Yehuda Wachsman – "If the day does come about, we will have to use it to consider feelings. There are very heavy feelings behind conflict. We need to work on these feelings - to learn how to appreciate love. Today land is more important than life. I want every person to remain on the same land he is today."

Najjar – "One of the main factors in the conflict is our anger and our pain."

Wachsman – "And now, when we are sitting together, we must talk about these. There is a very pragmatic advantage to such a day, in that it would give us a day that we could celebrate together. Today, on our national days, we celebrate at each other's advantage.

Young Palestinian: "The problem between Palestinians and Israelis is that each side wants 100%. Between our peoples peace will never be established."

Young Palestinian: "How can I make peace with Israelis - when my friend was killed by an Israeli soldier."

Najjar - "We can accept and teach each other about each other's pain.
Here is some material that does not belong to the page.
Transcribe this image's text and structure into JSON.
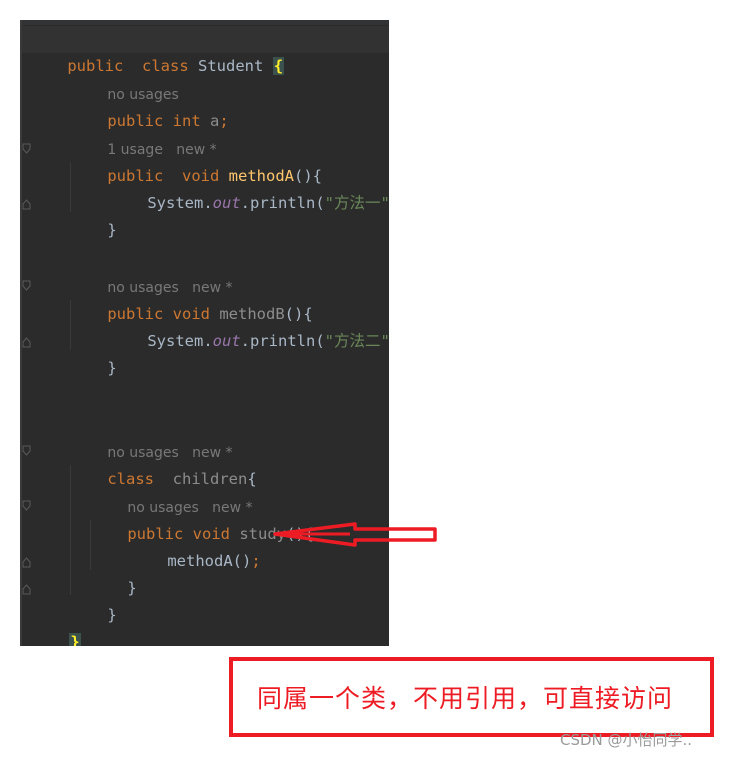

This is why we should sit together and talk about it."

Wachsman - (to young Palestinian speaker) "I can understand your feelings - you want revenge."

Young Palestinian - "No, the problem is not between you and me. But most Palestinians and Israelis cannot accept it."

Young Palestinian (to Yehuda Wachsman) - "If you lost a friend, what would you do?"

Wachsman - "My son was murdered in September 94 by Hamas terrorists. I can tell you I hope Barak and Arafat will come back with an agreement. Today, your situation is not secure. I am concerned for the lives of you young people because I have felt the sorrow and don't want your parents to feel the same."

Young Palestinian - "Why do you say ‘terrorists’ - for me soldiers and "terrorists" are just the same.

Wachsman – "It doesn't matter what you call them. People are dying just the same."

Young Palestinian - "My concern is that there is still occupation. Nothing has changed since the peace process. How can we make peace?"

In his concluding remarks, Gilley thanked everyone for their candid discussion and apologized that he had to cut it short due to reasons of time. Responding to the criticism or skepticism that had been expressed, he pointed out that he does not see the proposed day of peace as an end in itself, but only as a beginning.